PEF bioplastic could solve some of the problems caused by PET. The lengthy and energy-intensive production process has so far prevented mass production. ETH Zurich researchers have now developed a method that could finally make the PEF marketable.
The problem of plastic is on everyone's lips. Every year, some 50 million tons of polyethylene terephthalate (PET) alone are produced, and the trend is rising. Since recycling is usually cost-intensive and technologically difficult to implement, a great deal of plastic waste ends up in the oceans or is incinerated, causing massive CO2 emissions. The use of crude oil in production is also problematic. However, none of us can do without plastic entirely.
"Polymers and plastics are very useful materials that make a wide range of everyday applications possible in the first place. Lighter cars, smartphones, modern clothes and many medical devices would not exist if we hadn't invented polymers," says Jan-Georg Rosenboom, a fresh Ph.D. graduate in the research group of ETH professor Massimo Morbidelli at the Department of Chemistry and Applied Biosciences. "The question is how we can reduce the negative environmental impact of plastic while maintaining its benefits for our society."
Better material properties
One answer could be biobased polymers, so-called bioplastics. These have very similar properties to conventional plastics, but are made from plant-based raw materials instead of crude oil. Some bioplastics are also biodegradable and enable better composting.
Massimo Morbidelli's group is investigating a promising bioplastic called polyethylene furanoate (PEF). PEF is chemically very similar to PET, but consists of 100% renewable raw materials such as forestry and agricultural wastes. PEF bottles, for example, require less material, are lighter and more stable than their PET competitors and make beverages last longer. Although PEF is not biodegradable, it can be incinerated in an environmentally friendly manner besides recycling, as no additional CO2 emissions are produced.
The fact that PEF has not yet been able to establish itself on the market is primarily due to its time- and energy-intensive production. The ETH doctoral students Jan-Georg Rosenboom and Peter Fleckenstein, together with ETH professor Giuseppe Storti, have now developed a method that could enable the commercial breakthrough of PEF. Yesterday their research results were published in the journal Nature Communications.
Energy-efficient and fast production

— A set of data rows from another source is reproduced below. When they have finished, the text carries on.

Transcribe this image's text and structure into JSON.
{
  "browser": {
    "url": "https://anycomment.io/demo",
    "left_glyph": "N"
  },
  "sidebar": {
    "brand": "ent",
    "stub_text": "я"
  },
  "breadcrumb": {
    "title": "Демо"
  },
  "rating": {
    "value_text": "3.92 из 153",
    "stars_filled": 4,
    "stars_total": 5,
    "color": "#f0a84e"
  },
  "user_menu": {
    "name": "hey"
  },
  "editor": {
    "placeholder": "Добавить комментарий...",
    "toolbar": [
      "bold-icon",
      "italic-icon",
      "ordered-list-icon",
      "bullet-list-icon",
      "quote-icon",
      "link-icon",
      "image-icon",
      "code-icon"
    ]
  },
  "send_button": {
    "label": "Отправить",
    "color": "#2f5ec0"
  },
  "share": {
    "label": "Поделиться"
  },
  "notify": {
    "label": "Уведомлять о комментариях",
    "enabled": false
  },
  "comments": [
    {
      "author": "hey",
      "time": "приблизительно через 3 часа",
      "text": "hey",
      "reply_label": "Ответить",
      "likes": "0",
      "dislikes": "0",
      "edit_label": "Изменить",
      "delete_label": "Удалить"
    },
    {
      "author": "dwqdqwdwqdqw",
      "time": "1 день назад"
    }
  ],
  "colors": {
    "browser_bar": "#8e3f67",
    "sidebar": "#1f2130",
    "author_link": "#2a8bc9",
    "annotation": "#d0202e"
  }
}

"Our method reduces production time from several days to a few hours. In addition, discoloration in the end product can be avoided in contrast to previous processes," says Jan-Georg Rosenboom and explains: "Instead of making the usual "rope-like" polymer chains with two end points react, we first tie rings from the latter, which thus have no ends anymore. These rings can then be polymerized to PEF much more quickly and in a controlled manner. This is because no chemical by-products are produced and have to be removed, when the rings are opened and connected to form the final long "polymer rope". The very fast reaction within minutes enables PEF products that are superior in material properties to PET and reduces energy requirements."
In addition, the method of ring opening allows a precise adjustment of the product quality, which was not possible with the previous production process. Thus, the new method could also be interesting for the production of other types of plastics and bioplastics. Due to its good material properties, the PEF could possibly also replace multilayer materials that are difficult to recycle.
Currently, the scientists are working with Sulzer to investigate how the new process could be implemented in industrial mass production. Despite the many advantages offered by PEF, it cannot solve all existing problems on its own, says Rosenboom, stressing: "Education and an improved awareness of how to handle plastics will continue to be crucial in order to stop the increasing environmental pollution. However, progress in manufacturing and recycling technologies will facilitate the transition towards a sustainable society".
Explore further: Plastic is light, versatile and here to stay—for now
Jan-Georg Rosenboom et al. Bottle-grade polyethylene furanoate from ring-opening polymerisation of cyclic oligomers, Nature Communications (2018). DOI: 10.1038/s41467-018-05147-y